My second complaint is about one of the recipes. I was planning on making "Chana Dhansak" on pages 31-33 for the purposes of this review. As it so happens, the episode (Veg Head Extravaganza) featuring this recipe was on not too long ago and I decided to watch it to get some additional tips. However, the episode left me confused. For the dhansak spice blend, the recipe in the book calls for 1/2 teaspoon of 7 different seeds and spices (plus varying amounts of other ones). However, on the TV show, Nadia used 1 tablespoon of those 7 seeds and spices. That's a *huge* difference. I also noticed some slight variations in the procedure as well, but that's not as concerning as the ingredient amounts. [By the way, the recipe on the Food Network site, matches the cookbook.] Anyway, I decided against making the recipe for the time being because of this. I know I shouldn't fault the cookbook because of the show, but I find it all a bit troubling.

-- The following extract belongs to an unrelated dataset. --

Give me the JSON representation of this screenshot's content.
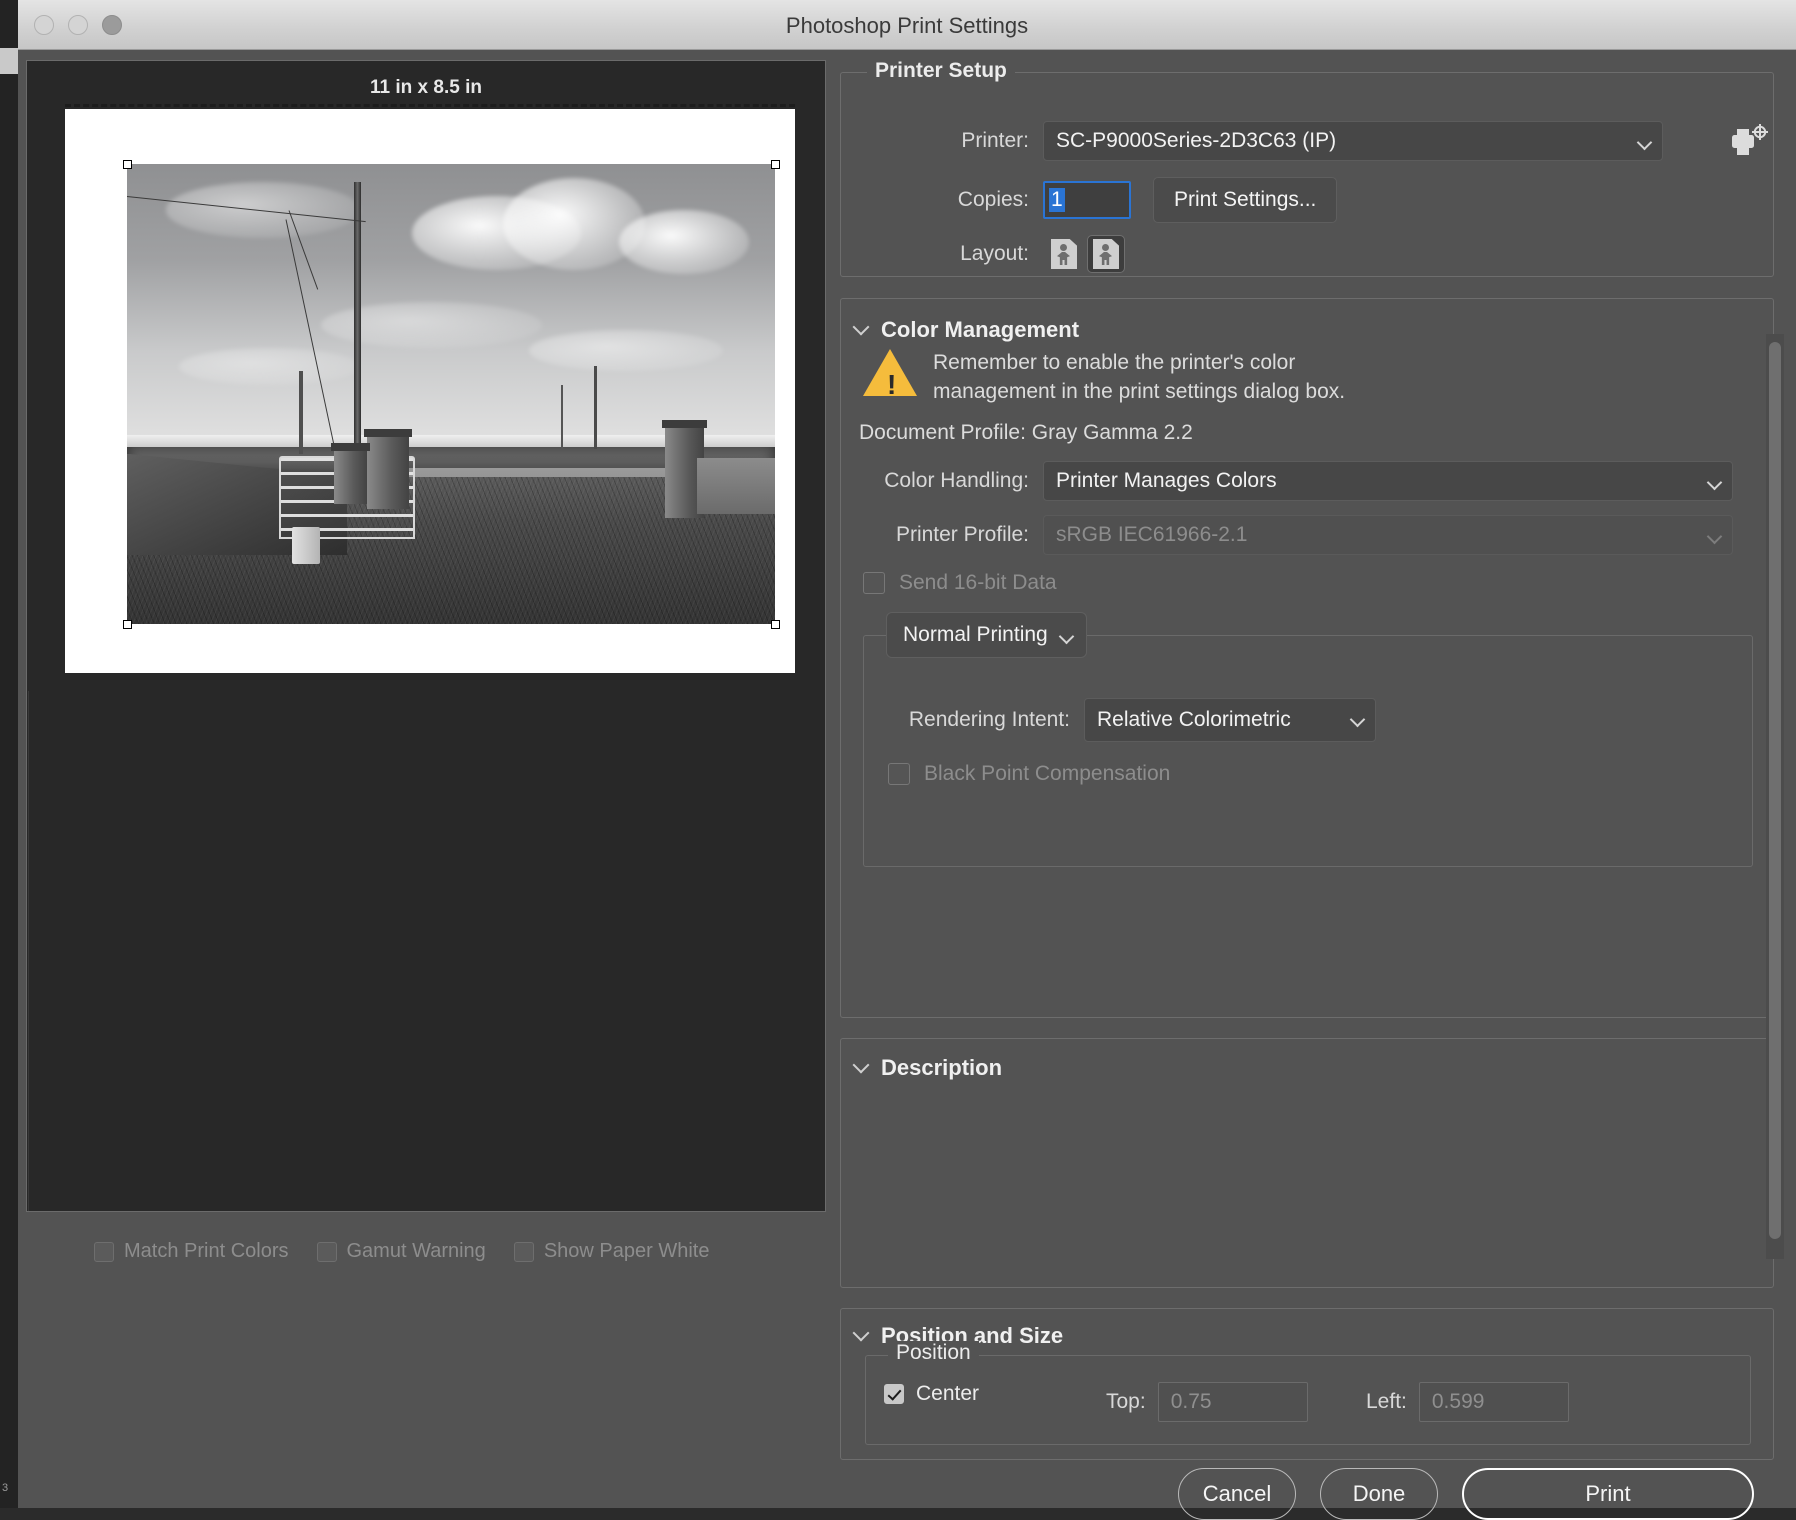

I also had some concerns with the "Back-of-the-Fridge Bachelorfest" chapter. This chapter is supposed to "conquer the challenge of the bachelor fridge! The good news is that some of the tastiest dishes in the world are peasant dishes, so you don't need fancy-pants ingredients to make a good meal." Sounds great, right? However, these recipes include ingredients like a vanilla bean, Crana Padano cheese, Scamorza cheese, and 7-year-old aged balsamic vinegar. Really? In a bachelor fridge? I cook all the time and I don't even have these ingredients...haven't even heard of the cheeses.

Despite my complaints above, I plan to make some of the recipes at some point. I'd still recommend this cookbook for fans of the show and for those looking for an unusual and fun cookbook.

For more information about this book, please visit the Random House website.

According to the book, there are two websites for Nadia G. and Bitchin' Kitchen. However, I couldn't access either of them when I was writing this review. The first one was active at one time and contained some great stuff, but I don't know about the second one. Anyway, I'll list them here in case they come back online at some point. They are: and

I'd like to thank those nice people at Random House for this review copy.

Bitchin' Kitchen Cookin' for Trouble by Nadia Giosia, Ballantine Books (Random House), ©2011. ISBN 9780345531827(Trade Paperback), 208p.